Looking back at history, the weeks in early June have produced temporary and long term events that affect our area.
In 1776, the Continental Congress formed a committee to draft a Declaration of Independence calling for freedom from Great Britain.
In 1850, the community of Spring Creek had a post office established with James C. Vance, postmaster.
In 1878, a north bound train derailed on the trestle over Wilson Creek. southeast of McKinney, killing one person. The same year the Pleasant Garden Primitive Baptist Church begin meeting in Blue Ridge.
In 1885, Plano enacted its first “Blue Law”, limiting the sale of certain products on Sunday. “Blue Laws” when enacted stayed in place in most communities in the area until the later part of the 20th century.
In 1886, a post office was established in Wylie and at the same time the office in the community of Nickelville was closed.
In 1894, leaders of Plano enacted a statute creating prohibition, nearly two decades before it became a national law.
In 1902, an IOOF lodge was formed and began meeting in the Donna community.
In 1914, the McKinney Federated Women’s Clubs dedicated Finch Park to the city of McKinney.
In 1936, eleven years after it was designated a U. S. highway, Highway 75, a two lane paved road, opened in Collin County with a big celebration.
In 1940, numerous tornadoes were sighted near Celina. Some accounts reported as many as a dozen.
In 1944, the “D-Day” invasion of France at Normandy began. Soldiers from this area were involved and some were killed or wounded.
In 1987, President Reagan, during a visit to Berlin, challenged the Soviet Union to “tear down this wall”, the physical barrier between East and West Berlin built following WW II.

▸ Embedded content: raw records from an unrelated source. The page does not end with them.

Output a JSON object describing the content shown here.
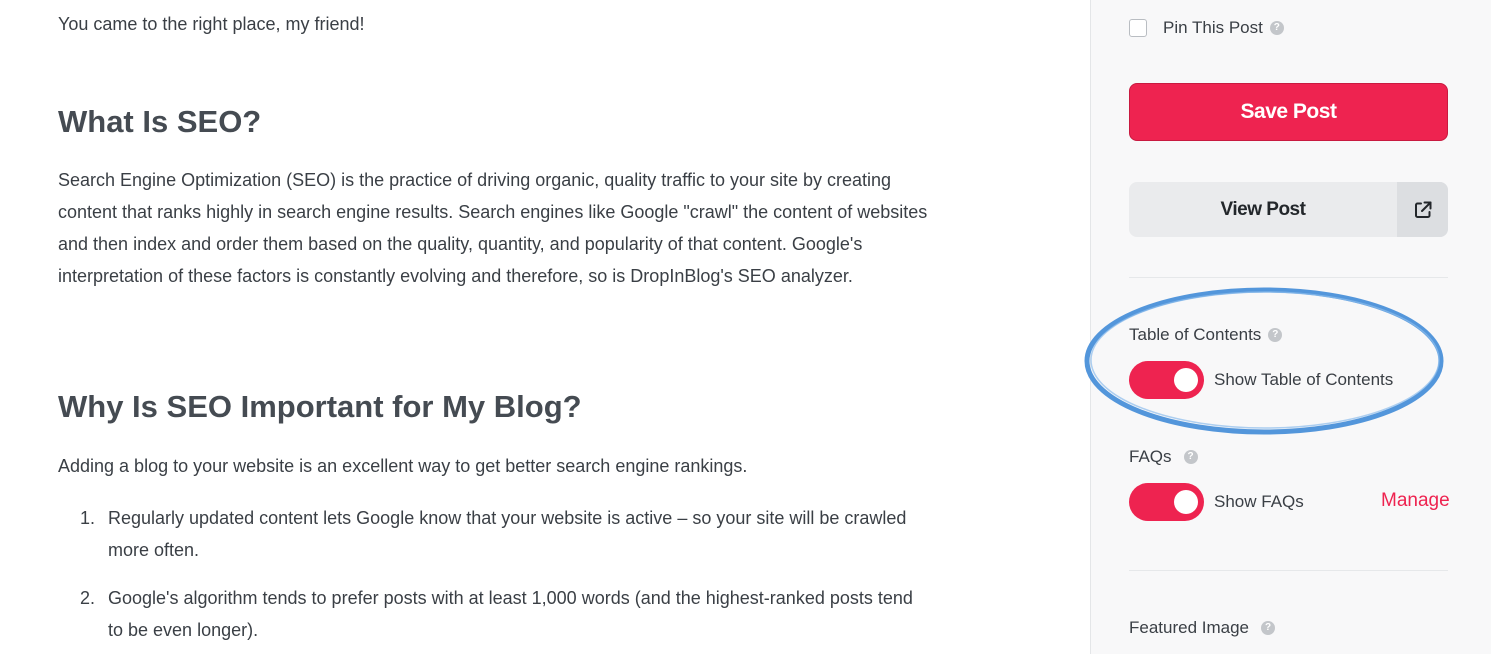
{
  "article": {
    "intro": "You came to the right place, my friend!",
    "heading1": "What Is SEO?",
    "paragraph1": "Search Engine Optimization (SEO) is the practice of driving organic, quality traffic to your site by creating content that ranks highly in search engine results. Search engines like Google \"crawl\" the content of websites and then index and order them based on the quality, quantity, and popularity of that content. Google's interpretation of these factors is constantly evolving and therefore, so is DropInBlog's SEO analyzer.",
    "heading2": "Why Is SEO Important for My Blog?",
    "paragraph2": "Adding a blog to your website is an excellent way to get better search engine rankings.",
    "list": [
      {
        "num": "1.",
        "text": "Regularly updated content lets Google know that your website is active – so your site will be crawled more often."
      },
      {
        "num": "2.",
        "text": "Google's algorithm tends to prefer posts with at least 1,000 words (and the highest-ranked posts tend to be even longer)."
      }
    ]
  },
  "sidebar": {
    "pin_label": "Pin This Post",
    "pin_checked": false,
    "save_label": "Save Post",
    "view_label": "View Post",
    "toc_label": "Table of Contents",
    "toc_toggle_label": "Show Table of Contents",
    "toc_enabled": true,
    "faq_label": "FAQs",
    "faq_toggle_label": "Show FAQs",
    "faq_enabled": true,
    "manage_label": "Manage",
    "featured_label": "Featured Image",
    "help_glyph": "?"
  },
  "icons": {
    "help": "question-circle-icon",
    "external": "external-link-icon"
  },
  "colors": {
    "accent": "#ee2350",
    "highlight_ring": "#4a90d9",
    "sidebar_bg": "#f8f8f9",
    "text": "#3a3f45"
  }
}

By contributing writer, Don Newsom, who is a former superintendent of the Celina ISD and a board member of the Collin County Historical Society. Don and his wife Carol have been residents of the North Texas area for over 30 years. For the last 20 years, they have resided in rural Collin County in a home built in 1890.